Exercise aim
Looking through the listing below, state how many lines have the word "image" in them. Only the number should be given.

Record set

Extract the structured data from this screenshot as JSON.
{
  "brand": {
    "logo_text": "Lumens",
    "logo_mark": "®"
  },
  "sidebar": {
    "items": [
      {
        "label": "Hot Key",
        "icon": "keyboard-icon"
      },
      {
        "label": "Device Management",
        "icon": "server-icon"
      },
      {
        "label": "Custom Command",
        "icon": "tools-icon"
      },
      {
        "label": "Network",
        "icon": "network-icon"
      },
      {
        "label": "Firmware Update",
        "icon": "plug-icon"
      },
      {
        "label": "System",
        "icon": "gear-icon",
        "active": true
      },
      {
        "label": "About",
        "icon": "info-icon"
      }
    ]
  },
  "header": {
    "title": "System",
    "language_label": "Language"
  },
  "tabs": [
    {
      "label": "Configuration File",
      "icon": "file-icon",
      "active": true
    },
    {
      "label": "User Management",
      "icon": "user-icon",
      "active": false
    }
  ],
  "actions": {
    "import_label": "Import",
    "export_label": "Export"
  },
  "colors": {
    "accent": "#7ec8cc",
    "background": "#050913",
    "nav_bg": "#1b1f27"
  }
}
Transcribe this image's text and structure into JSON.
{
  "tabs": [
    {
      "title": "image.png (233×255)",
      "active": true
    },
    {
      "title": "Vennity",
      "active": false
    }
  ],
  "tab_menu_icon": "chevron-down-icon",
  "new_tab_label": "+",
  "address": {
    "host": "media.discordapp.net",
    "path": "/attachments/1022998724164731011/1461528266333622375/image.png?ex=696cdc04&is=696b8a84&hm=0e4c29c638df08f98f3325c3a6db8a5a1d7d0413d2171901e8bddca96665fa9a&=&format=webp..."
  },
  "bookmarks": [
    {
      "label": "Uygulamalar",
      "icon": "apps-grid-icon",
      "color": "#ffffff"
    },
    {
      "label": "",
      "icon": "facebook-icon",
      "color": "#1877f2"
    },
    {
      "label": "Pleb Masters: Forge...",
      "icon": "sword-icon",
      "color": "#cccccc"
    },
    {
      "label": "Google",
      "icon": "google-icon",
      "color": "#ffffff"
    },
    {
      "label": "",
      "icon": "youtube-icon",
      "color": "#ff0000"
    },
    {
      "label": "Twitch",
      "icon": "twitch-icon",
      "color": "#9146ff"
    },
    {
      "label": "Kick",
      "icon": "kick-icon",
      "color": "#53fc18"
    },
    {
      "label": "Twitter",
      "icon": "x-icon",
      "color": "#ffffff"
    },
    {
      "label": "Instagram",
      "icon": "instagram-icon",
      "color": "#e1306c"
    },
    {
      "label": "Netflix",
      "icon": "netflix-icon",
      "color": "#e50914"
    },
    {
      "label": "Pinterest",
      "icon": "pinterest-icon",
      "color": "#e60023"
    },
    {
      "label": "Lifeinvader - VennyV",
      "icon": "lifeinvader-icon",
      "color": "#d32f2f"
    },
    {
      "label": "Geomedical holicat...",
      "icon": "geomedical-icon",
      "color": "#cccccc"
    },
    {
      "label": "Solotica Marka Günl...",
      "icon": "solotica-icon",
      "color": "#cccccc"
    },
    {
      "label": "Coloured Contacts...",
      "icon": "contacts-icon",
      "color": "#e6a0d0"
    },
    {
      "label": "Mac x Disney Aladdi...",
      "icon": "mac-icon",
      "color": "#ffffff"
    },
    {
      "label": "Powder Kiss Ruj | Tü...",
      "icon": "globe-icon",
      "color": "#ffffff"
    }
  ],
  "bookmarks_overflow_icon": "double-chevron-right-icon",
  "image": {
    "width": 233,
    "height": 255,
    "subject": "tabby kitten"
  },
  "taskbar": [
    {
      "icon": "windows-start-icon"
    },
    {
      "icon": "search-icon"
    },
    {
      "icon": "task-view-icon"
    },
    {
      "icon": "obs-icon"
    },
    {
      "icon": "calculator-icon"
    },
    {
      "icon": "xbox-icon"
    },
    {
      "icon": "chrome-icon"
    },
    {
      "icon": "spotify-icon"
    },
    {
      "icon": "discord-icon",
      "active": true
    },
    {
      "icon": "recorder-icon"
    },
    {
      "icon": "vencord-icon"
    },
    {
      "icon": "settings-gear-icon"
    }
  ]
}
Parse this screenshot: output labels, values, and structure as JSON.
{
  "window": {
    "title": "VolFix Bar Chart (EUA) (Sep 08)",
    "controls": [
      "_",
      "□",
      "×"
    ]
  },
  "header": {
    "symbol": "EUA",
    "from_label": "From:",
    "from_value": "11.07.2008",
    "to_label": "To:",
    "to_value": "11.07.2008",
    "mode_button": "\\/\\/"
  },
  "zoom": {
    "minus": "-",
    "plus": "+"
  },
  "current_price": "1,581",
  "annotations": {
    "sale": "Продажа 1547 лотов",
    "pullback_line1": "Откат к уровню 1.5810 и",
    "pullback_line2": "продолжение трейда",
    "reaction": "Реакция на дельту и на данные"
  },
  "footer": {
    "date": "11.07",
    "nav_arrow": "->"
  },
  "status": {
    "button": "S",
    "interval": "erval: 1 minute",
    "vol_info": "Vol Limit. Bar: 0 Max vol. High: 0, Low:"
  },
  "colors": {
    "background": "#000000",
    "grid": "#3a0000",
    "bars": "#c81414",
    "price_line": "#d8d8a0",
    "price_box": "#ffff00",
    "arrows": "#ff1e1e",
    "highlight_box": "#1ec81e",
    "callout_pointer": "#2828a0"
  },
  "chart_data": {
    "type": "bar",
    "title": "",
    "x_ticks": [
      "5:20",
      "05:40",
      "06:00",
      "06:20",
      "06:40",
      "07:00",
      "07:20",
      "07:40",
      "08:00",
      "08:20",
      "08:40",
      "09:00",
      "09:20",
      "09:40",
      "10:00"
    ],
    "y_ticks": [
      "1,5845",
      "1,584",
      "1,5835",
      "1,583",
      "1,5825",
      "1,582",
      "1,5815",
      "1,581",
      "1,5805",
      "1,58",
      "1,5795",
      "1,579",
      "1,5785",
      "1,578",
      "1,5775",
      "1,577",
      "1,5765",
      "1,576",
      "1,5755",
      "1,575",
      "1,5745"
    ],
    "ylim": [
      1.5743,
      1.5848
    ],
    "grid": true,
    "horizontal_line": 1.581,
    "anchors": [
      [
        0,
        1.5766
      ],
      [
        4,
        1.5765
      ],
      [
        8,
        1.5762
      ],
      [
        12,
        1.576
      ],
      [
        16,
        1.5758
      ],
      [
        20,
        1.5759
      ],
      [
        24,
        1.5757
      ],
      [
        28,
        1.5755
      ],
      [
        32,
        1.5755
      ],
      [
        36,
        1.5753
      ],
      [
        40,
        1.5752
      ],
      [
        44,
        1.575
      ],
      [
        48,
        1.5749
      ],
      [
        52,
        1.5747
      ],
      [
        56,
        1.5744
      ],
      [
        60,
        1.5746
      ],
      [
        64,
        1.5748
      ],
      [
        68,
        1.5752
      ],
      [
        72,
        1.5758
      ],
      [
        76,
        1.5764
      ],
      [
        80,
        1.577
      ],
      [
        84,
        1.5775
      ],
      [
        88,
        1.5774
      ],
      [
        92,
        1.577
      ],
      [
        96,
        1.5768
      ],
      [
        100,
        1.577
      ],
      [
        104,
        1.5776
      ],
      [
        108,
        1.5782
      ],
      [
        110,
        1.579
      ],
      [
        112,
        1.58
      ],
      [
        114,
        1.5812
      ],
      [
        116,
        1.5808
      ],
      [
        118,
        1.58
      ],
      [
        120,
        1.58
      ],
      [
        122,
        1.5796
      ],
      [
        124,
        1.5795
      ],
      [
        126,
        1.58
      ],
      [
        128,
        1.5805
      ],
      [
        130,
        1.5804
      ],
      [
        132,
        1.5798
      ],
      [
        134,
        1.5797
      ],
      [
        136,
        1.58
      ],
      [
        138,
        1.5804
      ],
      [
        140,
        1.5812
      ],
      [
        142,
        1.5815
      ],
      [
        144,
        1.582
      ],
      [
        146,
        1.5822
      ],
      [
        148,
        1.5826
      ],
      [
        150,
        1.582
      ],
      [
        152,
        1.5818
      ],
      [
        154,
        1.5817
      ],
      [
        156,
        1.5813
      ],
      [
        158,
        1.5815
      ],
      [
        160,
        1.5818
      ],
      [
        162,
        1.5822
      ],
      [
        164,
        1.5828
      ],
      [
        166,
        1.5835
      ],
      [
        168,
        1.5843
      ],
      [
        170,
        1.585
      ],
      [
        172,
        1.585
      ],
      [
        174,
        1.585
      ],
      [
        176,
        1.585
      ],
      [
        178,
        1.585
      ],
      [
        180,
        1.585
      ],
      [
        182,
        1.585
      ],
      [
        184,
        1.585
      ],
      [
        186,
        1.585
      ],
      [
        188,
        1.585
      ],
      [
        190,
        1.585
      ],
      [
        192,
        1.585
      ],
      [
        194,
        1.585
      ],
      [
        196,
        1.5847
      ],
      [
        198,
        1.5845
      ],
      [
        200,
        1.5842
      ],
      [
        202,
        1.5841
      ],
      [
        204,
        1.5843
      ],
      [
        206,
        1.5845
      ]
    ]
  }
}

Response to this exercise
4